··· AVAILABLE DATA

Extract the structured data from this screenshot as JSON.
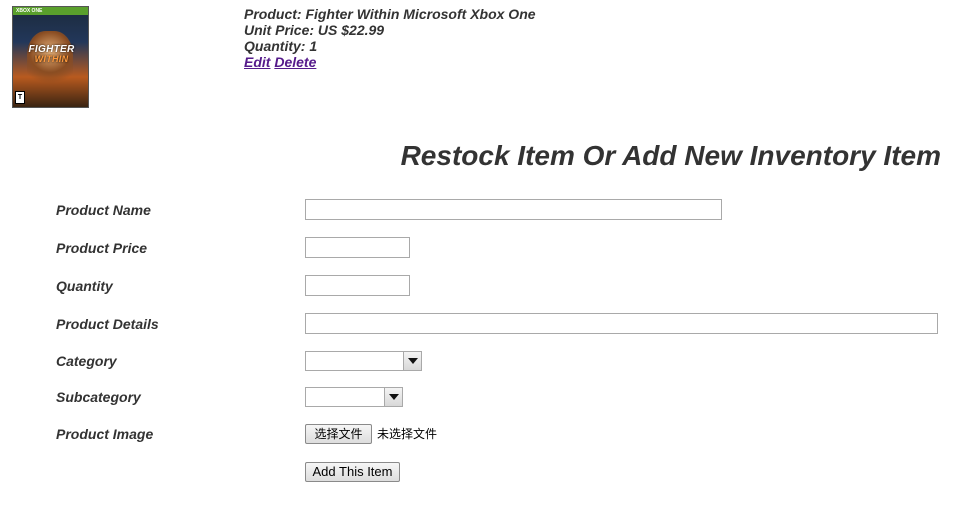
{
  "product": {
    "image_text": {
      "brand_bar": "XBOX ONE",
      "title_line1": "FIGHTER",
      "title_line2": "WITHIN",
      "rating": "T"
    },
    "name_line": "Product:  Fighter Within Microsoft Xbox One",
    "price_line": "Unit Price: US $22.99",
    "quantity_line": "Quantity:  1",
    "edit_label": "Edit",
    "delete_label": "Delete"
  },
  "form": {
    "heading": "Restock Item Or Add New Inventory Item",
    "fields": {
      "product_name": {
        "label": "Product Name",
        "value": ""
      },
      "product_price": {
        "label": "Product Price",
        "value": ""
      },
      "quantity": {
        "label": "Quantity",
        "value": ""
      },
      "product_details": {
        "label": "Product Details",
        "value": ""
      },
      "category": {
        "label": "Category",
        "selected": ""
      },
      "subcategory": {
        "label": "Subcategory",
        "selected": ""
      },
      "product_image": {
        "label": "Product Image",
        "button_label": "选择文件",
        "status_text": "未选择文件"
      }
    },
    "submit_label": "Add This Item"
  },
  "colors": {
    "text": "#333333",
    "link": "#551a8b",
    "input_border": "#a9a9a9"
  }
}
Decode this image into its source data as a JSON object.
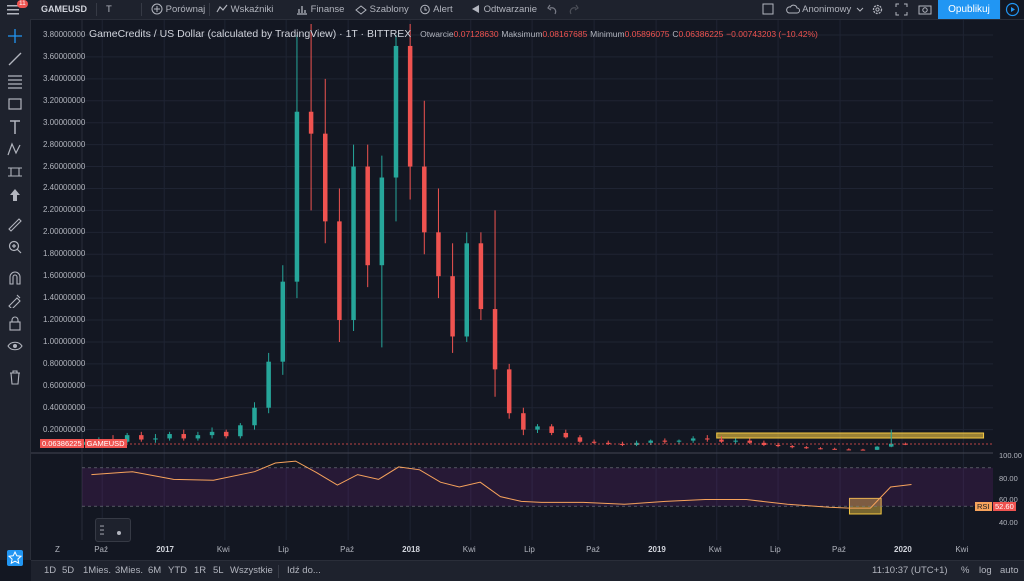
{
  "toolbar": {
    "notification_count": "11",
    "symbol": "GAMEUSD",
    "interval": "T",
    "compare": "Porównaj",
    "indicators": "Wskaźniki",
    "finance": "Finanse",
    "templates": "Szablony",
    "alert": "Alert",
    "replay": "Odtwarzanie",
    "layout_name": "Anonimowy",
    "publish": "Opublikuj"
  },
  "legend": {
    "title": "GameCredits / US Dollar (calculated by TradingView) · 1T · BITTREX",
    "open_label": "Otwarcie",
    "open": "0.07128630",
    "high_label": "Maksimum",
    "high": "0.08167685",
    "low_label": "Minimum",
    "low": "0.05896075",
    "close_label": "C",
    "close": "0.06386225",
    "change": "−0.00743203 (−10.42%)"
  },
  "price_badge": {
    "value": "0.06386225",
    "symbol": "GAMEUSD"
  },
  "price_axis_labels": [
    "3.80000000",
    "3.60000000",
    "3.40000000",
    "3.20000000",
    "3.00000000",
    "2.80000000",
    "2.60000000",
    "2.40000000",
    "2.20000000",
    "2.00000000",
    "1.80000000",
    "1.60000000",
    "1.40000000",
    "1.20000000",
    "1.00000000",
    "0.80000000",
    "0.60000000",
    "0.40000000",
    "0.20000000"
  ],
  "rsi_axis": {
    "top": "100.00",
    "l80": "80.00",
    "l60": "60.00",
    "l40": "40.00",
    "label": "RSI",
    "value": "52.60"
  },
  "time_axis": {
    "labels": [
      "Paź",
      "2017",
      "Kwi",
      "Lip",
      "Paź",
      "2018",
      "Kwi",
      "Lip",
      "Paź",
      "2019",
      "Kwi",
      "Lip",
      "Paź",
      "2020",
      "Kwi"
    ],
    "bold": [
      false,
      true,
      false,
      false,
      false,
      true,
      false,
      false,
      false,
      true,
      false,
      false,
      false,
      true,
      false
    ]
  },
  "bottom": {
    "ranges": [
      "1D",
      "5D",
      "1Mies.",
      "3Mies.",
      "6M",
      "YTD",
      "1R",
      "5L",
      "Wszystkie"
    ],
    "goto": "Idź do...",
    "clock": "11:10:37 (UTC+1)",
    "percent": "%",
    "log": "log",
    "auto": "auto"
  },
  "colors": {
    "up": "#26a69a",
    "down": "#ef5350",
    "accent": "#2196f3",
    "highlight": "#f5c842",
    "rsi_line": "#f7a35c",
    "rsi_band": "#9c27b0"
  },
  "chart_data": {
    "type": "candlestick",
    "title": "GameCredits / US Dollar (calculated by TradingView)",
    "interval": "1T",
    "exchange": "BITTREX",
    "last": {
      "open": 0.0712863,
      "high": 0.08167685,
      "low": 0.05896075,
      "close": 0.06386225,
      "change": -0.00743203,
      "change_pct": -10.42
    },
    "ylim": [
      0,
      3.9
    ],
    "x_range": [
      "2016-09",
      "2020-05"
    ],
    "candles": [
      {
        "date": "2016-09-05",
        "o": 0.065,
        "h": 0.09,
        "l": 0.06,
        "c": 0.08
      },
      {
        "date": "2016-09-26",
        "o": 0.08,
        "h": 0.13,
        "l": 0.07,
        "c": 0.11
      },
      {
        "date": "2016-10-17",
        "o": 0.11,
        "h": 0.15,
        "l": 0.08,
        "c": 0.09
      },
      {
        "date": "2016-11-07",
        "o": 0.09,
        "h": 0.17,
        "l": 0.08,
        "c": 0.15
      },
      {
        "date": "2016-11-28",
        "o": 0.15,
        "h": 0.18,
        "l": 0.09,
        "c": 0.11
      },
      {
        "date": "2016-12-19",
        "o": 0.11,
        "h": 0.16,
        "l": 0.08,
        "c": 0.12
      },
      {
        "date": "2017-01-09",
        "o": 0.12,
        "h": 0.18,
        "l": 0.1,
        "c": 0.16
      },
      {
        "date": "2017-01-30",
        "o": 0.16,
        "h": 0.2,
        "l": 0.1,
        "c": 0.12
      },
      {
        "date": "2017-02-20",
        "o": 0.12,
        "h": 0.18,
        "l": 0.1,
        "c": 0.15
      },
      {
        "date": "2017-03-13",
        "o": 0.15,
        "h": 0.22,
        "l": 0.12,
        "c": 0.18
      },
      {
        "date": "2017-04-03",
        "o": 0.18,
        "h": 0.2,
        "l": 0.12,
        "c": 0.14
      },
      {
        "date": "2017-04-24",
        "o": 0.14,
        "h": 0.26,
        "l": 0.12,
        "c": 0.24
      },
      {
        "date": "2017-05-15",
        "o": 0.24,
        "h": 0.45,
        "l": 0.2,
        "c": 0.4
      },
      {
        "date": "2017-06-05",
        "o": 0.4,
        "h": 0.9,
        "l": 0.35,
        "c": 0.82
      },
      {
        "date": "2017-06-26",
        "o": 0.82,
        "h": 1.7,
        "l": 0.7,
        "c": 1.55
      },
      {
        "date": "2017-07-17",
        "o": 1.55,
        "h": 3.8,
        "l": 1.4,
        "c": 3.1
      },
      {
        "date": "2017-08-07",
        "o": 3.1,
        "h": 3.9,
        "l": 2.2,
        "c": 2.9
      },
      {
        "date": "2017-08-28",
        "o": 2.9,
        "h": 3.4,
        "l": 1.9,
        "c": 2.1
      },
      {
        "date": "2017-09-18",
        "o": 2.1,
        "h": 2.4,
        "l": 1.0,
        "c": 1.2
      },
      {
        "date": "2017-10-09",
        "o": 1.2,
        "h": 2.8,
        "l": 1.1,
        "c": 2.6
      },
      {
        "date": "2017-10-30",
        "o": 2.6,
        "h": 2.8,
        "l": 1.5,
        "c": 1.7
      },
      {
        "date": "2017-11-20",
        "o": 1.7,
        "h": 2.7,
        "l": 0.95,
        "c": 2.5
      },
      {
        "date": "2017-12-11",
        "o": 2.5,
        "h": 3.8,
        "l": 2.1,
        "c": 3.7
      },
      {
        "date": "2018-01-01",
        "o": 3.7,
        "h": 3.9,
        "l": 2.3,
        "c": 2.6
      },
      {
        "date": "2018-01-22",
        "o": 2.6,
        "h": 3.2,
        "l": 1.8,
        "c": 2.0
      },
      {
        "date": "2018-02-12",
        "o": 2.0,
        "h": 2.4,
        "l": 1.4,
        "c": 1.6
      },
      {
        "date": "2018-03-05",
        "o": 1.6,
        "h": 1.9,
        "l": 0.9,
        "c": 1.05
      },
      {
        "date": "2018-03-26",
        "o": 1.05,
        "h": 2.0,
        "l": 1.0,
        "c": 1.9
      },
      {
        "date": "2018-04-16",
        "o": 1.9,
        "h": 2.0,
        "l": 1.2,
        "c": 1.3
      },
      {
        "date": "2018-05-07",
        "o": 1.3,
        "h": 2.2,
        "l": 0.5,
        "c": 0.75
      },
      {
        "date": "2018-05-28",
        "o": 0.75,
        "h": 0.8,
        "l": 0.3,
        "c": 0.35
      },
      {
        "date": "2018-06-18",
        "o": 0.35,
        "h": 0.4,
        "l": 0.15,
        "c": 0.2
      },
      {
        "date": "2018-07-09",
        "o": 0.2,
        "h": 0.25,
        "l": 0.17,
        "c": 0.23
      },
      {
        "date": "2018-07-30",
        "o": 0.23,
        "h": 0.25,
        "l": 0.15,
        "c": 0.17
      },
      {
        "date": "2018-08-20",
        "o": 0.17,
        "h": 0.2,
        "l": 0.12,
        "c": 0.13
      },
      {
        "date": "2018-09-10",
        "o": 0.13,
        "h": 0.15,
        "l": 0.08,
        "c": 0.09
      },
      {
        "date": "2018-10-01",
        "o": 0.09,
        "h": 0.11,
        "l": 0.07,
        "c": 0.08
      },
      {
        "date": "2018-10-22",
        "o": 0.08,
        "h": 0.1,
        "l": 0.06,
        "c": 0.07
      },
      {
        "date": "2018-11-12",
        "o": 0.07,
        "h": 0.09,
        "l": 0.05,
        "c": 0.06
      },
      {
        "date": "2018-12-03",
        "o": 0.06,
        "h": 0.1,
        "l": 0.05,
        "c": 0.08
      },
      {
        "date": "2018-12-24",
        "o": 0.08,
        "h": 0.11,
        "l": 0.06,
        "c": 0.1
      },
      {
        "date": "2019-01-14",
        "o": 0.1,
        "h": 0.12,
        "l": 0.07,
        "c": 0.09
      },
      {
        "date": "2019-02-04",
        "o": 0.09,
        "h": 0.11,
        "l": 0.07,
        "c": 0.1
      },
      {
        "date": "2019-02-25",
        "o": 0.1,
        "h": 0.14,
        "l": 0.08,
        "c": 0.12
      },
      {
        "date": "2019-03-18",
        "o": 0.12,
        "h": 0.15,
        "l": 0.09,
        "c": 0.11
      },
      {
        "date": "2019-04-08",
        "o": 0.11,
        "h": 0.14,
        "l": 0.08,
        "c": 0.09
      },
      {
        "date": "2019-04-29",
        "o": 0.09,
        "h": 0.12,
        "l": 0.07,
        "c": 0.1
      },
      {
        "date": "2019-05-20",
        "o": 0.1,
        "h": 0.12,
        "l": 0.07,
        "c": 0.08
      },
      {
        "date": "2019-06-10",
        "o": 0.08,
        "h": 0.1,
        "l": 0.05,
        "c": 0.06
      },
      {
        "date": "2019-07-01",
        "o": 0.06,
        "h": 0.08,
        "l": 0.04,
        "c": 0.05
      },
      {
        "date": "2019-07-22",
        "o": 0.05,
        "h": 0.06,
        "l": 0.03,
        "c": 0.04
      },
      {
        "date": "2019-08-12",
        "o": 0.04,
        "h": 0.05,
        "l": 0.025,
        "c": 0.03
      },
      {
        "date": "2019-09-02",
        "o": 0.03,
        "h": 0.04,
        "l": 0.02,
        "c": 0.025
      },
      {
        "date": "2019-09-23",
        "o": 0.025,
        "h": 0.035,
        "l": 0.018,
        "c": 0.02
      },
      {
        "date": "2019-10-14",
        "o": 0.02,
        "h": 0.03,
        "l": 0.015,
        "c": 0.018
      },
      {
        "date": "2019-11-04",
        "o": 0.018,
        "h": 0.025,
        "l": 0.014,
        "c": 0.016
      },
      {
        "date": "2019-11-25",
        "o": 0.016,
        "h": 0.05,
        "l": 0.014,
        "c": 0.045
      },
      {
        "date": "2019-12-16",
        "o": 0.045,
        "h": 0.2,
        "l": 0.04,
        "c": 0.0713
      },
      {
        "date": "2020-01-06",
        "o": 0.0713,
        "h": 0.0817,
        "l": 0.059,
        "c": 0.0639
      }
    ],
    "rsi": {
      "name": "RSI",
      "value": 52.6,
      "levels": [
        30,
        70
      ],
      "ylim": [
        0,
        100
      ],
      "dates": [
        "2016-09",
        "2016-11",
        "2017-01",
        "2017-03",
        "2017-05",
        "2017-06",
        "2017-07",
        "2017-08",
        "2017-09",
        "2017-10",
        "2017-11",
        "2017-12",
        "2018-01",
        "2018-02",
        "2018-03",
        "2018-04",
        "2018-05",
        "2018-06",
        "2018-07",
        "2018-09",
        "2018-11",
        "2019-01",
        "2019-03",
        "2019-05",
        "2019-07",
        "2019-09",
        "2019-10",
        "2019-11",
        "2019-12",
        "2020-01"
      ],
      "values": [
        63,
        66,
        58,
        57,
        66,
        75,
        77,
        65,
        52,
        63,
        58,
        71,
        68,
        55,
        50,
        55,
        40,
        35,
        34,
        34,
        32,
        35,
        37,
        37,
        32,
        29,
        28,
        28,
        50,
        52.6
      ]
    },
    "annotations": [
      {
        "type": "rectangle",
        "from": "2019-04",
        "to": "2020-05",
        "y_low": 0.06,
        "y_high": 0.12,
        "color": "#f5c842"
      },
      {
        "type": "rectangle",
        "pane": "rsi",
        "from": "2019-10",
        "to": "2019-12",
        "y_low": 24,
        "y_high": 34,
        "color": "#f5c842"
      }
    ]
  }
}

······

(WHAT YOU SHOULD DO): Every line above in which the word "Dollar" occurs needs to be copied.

(SOLUTION TO THIS PROBLEM):
    "title": "GameCredits / US Dollar (calculated by TradingView) · 1T · BITTREX",
    "title": "GameCredits / US Dollar (calculated by TradingView)",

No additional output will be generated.